  • The reference to the Dalai Lama as “the [Chinese] government’s arch-nemisis” has been cut

**********

Book Publishers Scramble for Chinese Readers

By Dan Levin (Dec 21, 2010)   The New York Times

BEIJING —Star-crossed love between Alexander the Great and his teenage male slave. Ferocious battles that defined an empire. The bloodshed and romance of Ancient Greece.

The novel “The Persian Boy,” by Mary Renault, has it all. In the West, the book, which is filled with [homosexual] scenes of pederasty and homosexual passion, raises a few eyebrows nearly four decades [Read more…]

The Unsavory Side of Translated Fiction Publishing in China

In Book Publishers Scramble for Chinese Readers at the NY Times today, one China publisher in particular—Horizon Media—is featured as particularly savvy in recognizing early on the huge demand of Chinese readers for fiction from the West, and for picking winners that it brought to the market efficiently:

Wang Ling, Horizon’s chief literature editor, cites as a turning point the company’s publishing of “The Da Vinci Code” in 2003, of which two million copies have been printed here, followed by the huge success of “The Kite Runner,” with 800,000 in print — astronomical numbers in a country where, Ms. Wang says, only “super-best sellers” reach half a million copies.

The quality of a translation plays a major role in a foreign title’s success in China, so Horizon takes great care to hire someone with an ear for language and a contemporary voice that readers will enjoy. “A good translator is not just fluent in the source language but must also know how to write an eloquent Chinese sentence,” Ms. Wang said.

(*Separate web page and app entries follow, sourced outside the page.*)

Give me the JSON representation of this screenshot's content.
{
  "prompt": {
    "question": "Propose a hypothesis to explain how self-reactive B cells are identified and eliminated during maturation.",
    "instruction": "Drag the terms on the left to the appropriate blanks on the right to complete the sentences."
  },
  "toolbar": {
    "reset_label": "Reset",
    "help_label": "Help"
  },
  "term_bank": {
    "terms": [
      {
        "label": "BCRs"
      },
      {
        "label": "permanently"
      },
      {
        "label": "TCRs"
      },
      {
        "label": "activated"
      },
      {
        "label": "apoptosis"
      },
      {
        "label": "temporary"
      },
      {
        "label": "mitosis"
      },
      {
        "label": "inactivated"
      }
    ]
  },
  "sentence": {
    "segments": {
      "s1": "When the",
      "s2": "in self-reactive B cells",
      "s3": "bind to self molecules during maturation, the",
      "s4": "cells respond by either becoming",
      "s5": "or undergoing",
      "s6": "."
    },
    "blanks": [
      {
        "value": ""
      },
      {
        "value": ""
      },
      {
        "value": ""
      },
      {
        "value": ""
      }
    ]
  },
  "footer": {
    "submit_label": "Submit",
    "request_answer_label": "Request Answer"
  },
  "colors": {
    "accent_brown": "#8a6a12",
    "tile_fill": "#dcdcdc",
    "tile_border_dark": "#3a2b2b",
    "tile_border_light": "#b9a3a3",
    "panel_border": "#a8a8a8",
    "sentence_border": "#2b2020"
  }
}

Impressive stuff. But what Dan Levin’s article doesn’t tell you is how Horizon Media treats those talented translators. Like Li Jihong (李继宏), who rendered The Kite Runner in Chinese (追风筝的人). He earned a one-time payment of just US$2,250 for his efforts, and will collect no royalties for this best seller. [Read more…]

Mini-review: Gao Ping’s “Tsangyang Gyatso, The Sixth Dalai Lama “

Leave me to myself. Go away.

I have had enough of your demands on me. I didn’t ask for it.

What right do you have to make me your Dalai Lama? What right do you have

to make me a eunuch, while still leaving my body and passions intact?

(From Paul Williams’ The Erotic Verse of the Sixth Dalai Lama)

This particular Dalai Lama (1683-1706) is more renowned for his love life and poetry—and his violent death at a young age—than for his role as a spiritual mentor. I came upon a fictionalized Chinese-language biography of him by Gao Ping (高平) not long ago, Tsangyang Gyatso, The Sixth Dalai Lama (六世达赖喇嘛仓央嘉措), but didn’t read it yet.

But it turns out that this (to me) unassuming book was, at one time at least, rather controversial. According to a report in the China Library Weekly on August 10, 2010 (出版过程可以写一部小说), Gao Ping originally found a publisher for the book in 1983, but “unfortunately there were Tibetan compatriots who held different views [about it] who, by means of several anonymous letters, hampered its publication.” So it wasn’t until 2007 that the novel was finally published by China Tibet Publishing (中国西藏出版社). It would be interesting to know what issues caused publication to be delayed for more than two decades. According to the report, Gao Ping is an accomplished Han poet who first entered Tibet as a PLA soldier in 1951 when he was just 19.

I am happy to report that a Chinese friend has read the book in its entirety, and has kindly written some brief thoughts on it, which I have translated and lightly edited below. [Read more…]

《蒙古往事》及其汉化的蒙古语

我正在读冉平写的《蒙古往事》,也发现了经常出现蒙古人的一些有意思的说法。至少,作者在故事里告诉读者这些说法是来自蒙古语。

我在琢磨:作者会蒙古语吗?“拼法” 标准吗?科学吗?哪些是音译?如果蒙古语为母语的人看到了,认得出来吗?

无论如何,这些说法增加了《蒙古往事》的色彩和可读性,也值得去欣赏和研究。在这里先做点笔记,然后慢慢地加上一些想法和链接。下面的页数以新星出版社的 2010 版为参考。

长生天 (5)

蒙古人将腾格里称为 “Mongke Tengri”,意为 “长生天”,作为最高信仰 。(维基百科)

巴特(6)

《蒙古往事》编辑注释:“巴特,也称把阿秃,即蒙古语中勇士、英雄之意”。其实,好像 “巴特尔” 更正确,因为网上许多地方指 bataar 为蒙古语 “英雄” 之意。“乌兰巴托” (Ulan Bator)的意思是 “红色的英雄”。

苏鲁锭(7)

苏鲁锭的蒙语意思是“长矛”,也就是战旗。安答(20)《蒙古往事》编辑注释:“安答,即结拜的盟兄弟,生死之交”。 [Read more…]